Bahrain's armed forces are equipped with a modest fleet of little more than 100 active military aircraft, with this volume reflecting the kingdom's status as having the lowest population among the six Gulf Cooperation Council (GCC) states.
The Royal Bahraini Air Force's assets include 17 Lockheed Martin F-16Cs and eight Northrop F-5E fighters, plus 32 Bell A-1 Cobra combat helicopters, as listed in Flightglobal's MiliCAS and HeliCAS databases.
Utility helicopters now in use include almost 30 Agusta-Bell AB212 and Sikorsky S-70 Black Hawks, with an order for nine new-generation UH-60M examples of the latter type representing Bahrain's most recent military aircraft procurement.
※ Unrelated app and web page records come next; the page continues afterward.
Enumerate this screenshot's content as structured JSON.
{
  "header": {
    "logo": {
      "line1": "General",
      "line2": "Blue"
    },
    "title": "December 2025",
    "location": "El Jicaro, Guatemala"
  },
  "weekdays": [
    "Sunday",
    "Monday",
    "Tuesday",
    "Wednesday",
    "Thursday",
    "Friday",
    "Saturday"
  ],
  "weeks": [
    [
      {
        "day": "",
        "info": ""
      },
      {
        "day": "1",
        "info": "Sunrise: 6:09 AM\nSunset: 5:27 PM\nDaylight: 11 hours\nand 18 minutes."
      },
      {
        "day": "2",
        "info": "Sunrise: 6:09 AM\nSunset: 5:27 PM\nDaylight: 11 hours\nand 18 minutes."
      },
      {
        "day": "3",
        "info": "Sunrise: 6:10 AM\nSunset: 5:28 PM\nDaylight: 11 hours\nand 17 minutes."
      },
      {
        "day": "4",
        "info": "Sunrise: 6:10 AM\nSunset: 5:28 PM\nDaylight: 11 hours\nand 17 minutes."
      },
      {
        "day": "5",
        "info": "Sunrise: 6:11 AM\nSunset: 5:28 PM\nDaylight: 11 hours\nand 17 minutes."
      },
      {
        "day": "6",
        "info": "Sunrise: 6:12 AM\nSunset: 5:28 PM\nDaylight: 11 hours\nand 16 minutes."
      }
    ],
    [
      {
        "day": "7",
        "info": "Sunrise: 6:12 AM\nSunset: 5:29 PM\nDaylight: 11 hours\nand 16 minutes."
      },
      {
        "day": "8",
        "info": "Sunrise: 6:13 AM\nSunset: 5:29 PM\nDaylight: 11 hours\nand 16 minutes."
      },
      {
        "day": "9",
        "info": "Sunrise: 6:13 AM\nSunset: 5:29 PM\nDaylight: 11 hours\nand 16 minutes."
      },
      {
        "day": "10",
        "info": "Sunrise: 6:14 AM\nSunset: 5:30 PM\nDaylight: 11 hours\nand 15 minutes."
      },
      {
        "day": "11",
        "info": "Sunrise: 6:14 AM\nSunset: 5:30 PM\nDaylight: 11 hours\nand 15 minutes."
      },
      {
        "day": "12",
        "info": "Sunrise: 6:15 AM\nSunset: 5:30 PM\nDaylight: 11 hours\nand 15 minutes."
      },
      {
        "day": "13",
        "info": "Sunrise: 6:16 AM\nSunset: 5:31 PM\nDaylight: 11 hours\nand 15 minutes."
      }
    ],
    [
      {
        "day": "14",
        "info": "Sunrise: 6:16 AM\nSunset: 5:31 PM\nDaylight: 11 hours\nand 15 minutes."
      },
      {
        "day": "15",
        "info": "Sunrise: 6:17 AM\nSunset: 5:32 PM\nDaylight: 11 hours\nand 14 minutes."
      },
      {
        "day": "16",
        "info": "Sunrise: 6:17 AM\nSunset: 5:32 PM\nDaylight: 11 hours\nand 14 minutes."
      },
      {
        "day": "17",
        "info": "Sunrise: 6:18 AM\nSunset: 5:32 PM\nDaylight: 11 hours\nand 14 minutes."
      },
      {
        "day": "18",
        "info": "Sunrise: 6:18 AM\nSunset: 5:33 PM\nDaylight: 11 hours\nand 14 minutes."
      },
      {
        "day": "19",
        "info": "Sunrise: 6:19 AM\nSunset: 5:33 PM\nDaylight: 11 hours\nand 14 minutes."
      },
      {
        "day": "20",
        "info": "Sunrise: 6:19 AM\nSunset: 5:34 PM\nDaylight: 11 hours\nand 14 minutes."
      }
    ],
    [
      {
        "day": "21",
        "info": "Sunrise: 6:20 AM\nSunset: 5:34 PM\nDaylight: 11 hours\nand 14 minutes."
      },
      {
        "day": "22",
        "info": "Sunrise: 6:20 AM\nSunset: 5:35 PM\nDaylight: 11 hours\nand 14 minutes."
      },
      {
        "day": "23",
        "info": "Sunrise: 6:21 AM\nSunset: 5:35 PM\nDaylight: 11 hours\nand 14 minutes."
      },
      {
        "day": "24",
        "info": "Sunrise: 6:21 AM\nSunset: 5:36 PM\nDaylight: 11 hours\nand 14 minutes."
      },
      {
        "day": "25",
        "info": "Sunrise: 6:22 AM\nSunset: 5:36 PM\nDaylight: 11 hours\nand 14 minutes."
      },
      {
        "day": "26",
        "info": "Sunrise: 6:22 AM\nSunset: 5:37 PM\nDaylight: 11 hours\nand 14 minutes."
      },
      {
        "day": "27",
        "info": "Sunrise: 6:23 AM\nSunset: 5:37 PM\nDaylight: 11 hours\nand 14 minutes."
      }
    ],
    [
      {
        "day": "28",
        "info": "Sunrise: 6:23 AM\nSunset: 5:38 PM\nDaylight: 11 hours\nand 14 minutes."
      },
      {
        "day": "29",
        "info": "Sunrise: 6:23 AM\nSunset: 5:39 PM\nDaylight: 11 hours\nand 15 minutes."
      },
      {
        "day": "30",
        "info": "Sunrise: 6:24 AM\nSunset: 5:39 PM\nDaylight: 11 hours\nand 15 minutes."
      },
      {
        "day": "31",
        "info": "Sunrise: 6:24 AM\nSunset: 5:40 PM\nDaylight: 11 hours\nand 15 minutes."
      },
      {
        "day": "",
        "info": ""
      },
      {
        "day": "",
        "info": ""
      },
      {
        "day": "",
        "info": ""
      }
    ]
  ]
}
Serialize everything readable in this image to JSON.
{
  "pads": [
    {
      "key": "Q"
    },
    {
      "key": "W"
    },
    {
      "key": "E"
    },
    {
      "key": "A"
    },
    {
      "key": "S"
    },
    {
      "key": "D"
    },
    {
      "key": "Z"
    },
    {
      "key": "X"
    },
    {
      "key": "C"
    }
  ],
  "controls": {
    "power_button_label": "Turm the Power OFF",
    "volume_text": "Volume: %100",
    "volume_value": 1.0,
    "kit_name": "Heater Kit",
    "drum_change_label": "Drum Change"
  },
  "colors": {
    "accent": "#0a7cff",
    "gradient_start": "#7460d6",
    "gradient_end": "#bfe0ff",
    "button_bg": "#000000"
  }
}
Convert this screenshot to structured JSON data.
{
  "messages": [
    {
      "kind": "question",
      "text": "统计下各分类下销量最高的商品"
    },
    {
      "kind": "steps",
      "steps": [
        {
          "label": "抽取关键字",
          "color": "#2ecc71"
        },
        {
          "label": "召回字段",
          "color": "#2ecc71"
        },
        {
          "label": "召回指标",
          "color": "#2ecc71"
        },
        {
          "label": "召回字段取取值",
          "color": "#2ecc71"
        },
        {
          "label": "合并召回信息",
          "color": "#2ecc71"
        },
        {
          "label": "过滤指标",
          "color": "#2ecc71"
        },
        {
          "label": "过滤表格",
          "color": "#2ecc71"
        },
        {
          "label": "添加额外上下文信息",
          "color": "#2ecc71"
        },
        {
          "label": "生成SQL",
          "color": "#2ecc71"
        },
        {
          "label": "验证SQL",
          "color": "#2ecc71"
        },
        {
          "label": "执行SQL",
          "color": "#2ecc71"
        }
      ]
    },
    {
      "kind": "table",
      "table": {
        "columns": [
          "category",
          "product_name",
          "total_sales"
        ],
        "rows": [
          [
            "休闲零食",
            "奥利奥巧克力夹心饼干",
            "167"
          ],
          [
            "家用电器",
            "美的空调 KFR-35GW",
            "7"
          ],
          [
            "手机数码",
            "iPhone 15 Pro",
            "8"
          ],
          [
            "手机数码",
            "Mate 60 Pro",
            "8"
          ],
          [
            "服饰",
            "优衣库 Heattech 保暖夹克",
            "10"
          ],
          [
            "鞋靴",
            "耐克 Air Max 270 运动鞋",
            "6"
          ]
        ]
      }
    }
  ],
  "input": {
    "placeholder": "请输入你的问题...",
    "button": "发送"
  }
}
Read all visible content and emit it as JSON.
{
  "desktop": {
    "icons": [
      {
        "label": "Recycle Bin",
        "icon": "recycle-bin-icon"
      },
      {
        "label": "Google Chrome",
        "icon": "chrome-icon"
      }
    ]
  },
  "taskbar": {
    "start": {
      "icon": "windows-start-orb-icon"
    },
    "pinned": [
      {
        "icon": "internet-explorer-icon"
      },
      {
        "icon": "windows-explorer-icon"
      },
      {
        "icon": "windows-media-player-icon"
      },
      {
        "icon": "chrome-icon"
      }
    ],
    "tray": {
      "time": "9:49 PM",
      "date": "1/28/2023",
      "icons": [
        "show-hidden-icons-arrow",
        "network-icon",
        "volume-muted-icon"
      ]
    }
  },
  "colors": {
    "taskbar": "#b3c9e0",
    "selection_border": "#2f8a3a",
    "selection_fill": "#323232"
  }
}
Deliveries to the air force's 12 Sqn have already been made at Riffa air base under the more than $250 million deal, with the US-built type to replace the AB212 in service.
© Anno Gravemaker
The Sikorsky UH-60M is Bahrain's most recent military aircraft procurement
Training assets include the F-16D, F-5F, BAE Systems Hawk 129 and Slingsby Firefly aircraft, plus BO105 helicopters, two of which are also flown by Bahrain's navy.
Focused solely on defending national territory - a task made easier by the presence of the US Navy's Fifth Fleet headquarters and several warships in Bahrain - the air force has no fixed-wing transports. However, the Royal Bahrain Flight has an eight-strong fleet including BAe 146s, Boeing 747s and Gulfstream business jets used for VIP transport duties.
Bahrain's long-term acquisition plans have yet to be revealed, but the age of its remaining F-5s mean a process to acquire a new-generation type could begin in the next few years.
If launched, a Bahraini contest should attract bidders such as the Dassault Rafale and Eurofighter Typhoon, currently involved in a battle to meet the future requirements of its GCC ally the United Arab Emirates.
© Lockheed Martin
The US Joint Programme Office has previously included Bahrain on a lengthy list of possible future F-35 operators
BAE has already delivered 24 Typhoons to neighbouring Saudi Arabia as part of a 72-aircraft purchase, and the UK is reportedly also close to concluding a deal to supply the type to Oman.
Boeing's proposed International Roadmap version of the F/A-18E/F Super Hornet could be another potential option, along with an acquisition of Lockheed's F-35 Lightning II. Although the USA has yet to consider offering the Joint Strike Fighter to Middle Eastern customers besides Israel, the US Joint Programme Office has previously included Bahrain on a lengthy list of possible future operators of the type, along with Jordan, Kuwait, Saudi Arabia and the UAE.
Nearer term, airborne surveillance assets could become a spending priority, with unmanned air systems already being promoted. At last November's Dubai air show, Pakistan's Xpert Engineering said Bahrain had shown interest in its Uqab air vehicle, which can carry an electro-optical/infrared sensor payload and remain airborne for 4h.